    I wish I had kept up with my journaling through these years. Then, maybe I would have changed my response earlier on, held some ground through a visual written accounting of it all. It is so easy for our difficult children to put their history behind them and continue in destructive ways. I do not think they see the hurt they have caused. Most encounters with my daughters are highlighted with blame. Drugs rule the head and heart.

    Denial is a big one too. "That's not my pipe. Just because I hang out with people who use doesn't mean I do. I ONLY smoke pot. People who use drugs are not all bad." the list goes on.

    I wish you strength and comfort.

    It has helped me to pray for my children. I must remove the blinders of "parental" love, stop viewing them as the babies I raised. For now, that means I do not even have contact.
    With one child, by her choice, the other, by my own. This does not mean I do not love them, do not hope for them. I do.

    Someone once said, "They have wings you know, and their wings work."

    This site has helped a lot, reading and posting is helping me deal. Others experiences and thoughtful comments have helped direct my choices.

    You are not alone. Big hugs to you and your family.
  7. mtic

    mtic Member

    Thank you for your kind words New Leaf. Knowing others understand is a wonderful thing. So happy I found this board.
  8. Tanya M

    Tanya M Living with an attitude of gratitude Staff Member

    Oh mtdenise, that's a tough one. I know, I've been there. My son has burned so many bridges with people. It always starts out with good intentions, being on their best behavior then for whatever reason they backslide.

    It was very kind of his friend to give him a chance. It's good that he made it clear up front what his expectations were.

    Somehow I'm sure your son will manage just as mine does. I will never understand it but then again, it's not for me to understand.

    There is a real freedom when we detach and let our DCs live their lives the way they want.

    I'm so glad you shared. I know how hard it is.

    Hang in there.

    ((HUGS)) to you!!
  9. Copabanana

    Copabanana Well-Known Member

    Mt. Denise, I am so sorry this is happening.

    What a wonderful person is that friend. And to offer your son the opportunity to own his behavior and to stay.

    The thing is, good intentions of good people do not seem to do the trick. It is always back to the individual. Your son is not ready. He is not suffering enough. Perhaps his lackadaisical attitude is the marijuana. Perhaps, pride. Maybe, immaturity. But your resolve is the correct way to go. What is that saying, Not my circus, not my monkey. Or is it the other way around?

    For years and years I wished my son would go to prison. You are not alone in that. I believed there he would be taught by the other inmates to take responsibility for his behavior.

    Your son is choosing, with his feet. He will keep on living this way as long as he chooses. One day, he will choose differently. This is not his last chance. Every day will offer him another chance to change. He is young.

    Now, try to take care of yourself. Keep posting. We are here for you.

  10. pasajes4

    pasajes4 Well-Known Member

    He will have other chances. Pray that he will be ready to accept that help. That is all you can do.
  11. mtic

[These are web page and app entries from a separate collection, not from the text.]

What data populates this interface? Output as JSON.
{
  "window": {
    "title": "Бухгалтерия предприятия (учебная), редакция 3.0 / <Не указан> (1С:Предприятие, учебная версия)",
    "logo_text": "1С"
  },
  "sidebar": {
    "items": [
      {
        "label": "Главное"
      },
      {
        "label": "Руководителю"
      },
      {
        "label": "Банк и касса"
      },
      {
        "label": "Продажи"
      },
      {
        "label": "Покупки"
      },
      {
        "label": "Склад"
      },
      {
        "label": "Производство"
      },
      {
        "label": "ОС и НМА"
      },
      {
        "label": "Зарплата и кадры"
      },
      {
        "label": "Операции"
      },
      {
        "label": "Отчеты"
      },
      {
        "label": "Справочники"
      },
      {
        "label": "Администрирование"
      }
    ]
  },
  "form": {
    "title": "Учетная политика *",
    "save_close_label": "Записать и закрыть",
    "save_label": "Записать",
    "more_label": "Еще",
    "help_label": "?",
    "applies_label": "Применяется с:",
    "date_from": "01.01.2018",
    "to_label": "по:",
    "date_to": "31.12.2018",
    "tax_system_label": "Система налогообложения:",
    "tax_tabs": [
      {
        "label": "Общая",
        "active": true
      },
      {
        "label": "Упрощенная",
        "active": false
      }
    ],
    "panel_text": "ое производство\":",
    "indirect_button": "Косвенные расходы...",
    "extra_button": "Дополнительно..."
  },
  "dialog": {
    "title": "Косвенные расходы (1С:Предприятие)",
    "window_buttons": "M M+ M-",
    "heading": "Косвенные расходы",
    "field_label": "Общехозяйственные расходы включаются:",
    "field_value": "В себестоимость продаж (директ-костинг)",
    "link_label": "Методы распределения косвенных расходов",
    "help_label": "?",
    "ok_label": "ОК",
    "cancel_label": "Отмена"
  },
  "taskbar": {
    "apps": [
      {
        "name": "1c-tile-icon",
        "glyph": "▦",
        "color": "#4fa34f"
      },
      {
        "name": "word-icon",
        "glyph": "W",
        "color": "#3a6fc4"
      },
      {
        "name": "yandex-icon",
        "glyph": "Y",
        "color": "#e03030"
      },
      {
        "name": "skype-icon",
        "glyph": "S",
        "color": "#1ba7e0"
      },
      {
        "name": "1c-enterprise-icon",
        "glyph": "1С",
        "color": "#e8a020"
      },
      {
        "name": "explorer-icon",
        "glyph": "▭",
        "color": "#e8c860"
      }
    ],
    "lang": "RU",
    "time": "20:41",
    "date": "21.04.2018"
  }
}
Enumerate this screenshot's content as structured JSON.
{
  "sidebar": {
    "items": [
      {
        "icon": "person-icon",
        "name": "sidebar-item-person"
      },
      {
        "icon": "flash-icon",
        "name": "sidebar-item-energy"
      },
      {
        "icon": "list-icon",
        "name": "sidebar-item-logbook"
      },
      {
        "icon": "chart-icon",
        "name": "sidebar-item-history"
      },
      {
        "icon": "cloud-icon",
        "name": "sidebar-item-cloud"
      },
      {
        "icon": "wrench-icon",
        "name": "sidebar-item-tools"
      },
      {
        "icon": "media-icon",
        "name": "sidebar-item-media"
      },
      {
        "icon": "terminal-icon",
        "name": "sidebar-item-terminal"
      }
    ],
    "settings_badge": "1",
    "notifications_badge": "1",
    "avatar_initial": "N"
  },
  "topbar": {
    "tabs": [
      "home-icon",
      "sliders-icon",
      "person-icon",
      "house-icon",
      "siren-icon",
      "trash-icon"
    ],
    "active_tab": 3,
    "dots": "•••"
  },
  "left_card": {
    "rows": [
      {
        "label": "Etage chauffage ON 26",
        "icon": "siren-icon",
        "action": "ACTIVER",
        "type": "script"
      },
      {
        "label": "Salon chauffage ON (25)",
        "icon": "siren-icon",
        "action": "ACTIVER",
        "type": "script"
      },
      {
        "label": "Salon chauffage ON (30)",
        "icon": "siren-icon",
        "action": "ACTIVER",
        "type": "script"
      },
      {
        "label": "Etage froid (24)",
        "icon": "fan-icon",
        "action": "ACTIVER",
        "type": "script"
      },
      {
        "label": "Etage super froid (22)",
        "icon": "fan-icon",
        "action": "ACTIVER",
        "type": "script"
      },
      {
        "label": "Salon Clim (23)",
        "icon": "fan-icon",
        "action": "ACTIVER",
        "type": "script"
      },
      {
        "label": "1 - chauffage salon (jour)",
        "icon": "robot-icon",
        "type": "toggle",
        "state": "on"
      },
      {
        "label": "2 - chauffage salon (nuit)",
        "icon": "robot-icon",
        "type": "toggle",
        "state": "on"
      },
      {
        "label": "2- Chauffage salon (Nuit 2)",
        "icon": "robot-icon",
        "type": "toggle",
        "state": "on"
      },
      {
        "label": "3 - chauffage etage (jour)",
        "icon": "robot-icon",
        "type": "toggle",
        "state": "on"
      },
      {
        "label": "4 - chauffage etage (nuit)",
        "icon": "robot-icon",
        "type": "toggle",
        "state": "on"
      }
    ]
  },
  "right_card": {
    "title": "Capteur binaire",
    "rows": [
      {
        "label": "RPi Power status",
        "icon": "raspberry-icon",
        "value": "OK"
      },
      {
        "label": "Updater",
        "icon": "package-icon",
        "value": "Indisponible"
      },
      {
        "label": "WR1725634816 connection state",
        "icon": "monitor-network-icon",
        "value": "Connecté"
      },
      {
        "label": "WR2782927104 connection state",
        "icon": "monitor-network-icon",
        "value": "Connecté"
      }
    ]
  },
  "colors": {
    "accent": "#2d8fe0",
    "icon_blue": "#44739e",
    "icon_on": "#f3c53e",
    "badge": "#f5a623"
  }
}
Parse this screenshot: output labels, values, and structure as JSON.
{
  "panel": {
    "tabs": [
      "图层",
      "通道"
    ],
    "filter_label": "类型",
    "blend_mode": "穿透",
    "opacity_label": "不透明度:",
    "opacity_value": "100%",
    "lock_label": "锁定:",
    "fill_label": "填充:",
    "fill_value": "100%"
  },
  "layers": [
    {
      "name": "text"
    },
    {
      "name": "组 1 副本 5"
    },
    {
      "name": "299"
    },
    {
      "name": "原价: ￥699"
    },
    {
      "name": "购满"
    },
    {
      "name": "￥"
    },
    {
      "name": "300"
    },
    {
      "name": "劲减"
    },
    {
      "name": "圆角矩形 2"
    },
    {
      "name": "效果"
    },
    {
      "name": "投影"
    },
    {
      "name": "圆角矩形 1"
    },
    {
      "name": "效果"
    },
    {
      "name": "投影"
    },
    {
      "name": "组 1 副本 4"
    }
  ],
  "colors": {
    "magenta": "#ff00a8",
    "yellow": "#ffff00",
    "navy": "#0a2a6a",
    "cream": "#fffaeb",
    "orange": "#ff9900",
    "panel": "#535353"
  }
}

    mtic Member

    Yes, I have to remind myself that he can change if he really wants to. I guess I felt this was his last "easy" chance, but I see that "easy" may not be what he needs to finally get it.
  12. Childofmine

    Childofmine one day at a time

    Mtdenise, for most of our kids, they had it easy and that didn't work. For them to grow up, it comes hard. Harder than I ever would have imagined but once they start wanting it more than the lives they are living now, and they start working for it, then the self esteem starts to build. If we can just stand back and stand down long enough, many of our DCs will have a chance to change. It's still up to them and it doesn't happen on our timeline that is for sure. Our job becomes loving, hoping and praying from a distance and using all of that energy on ourselves. He will have other chances and I am hoping one of those will be the one he takes. Hugs for you today.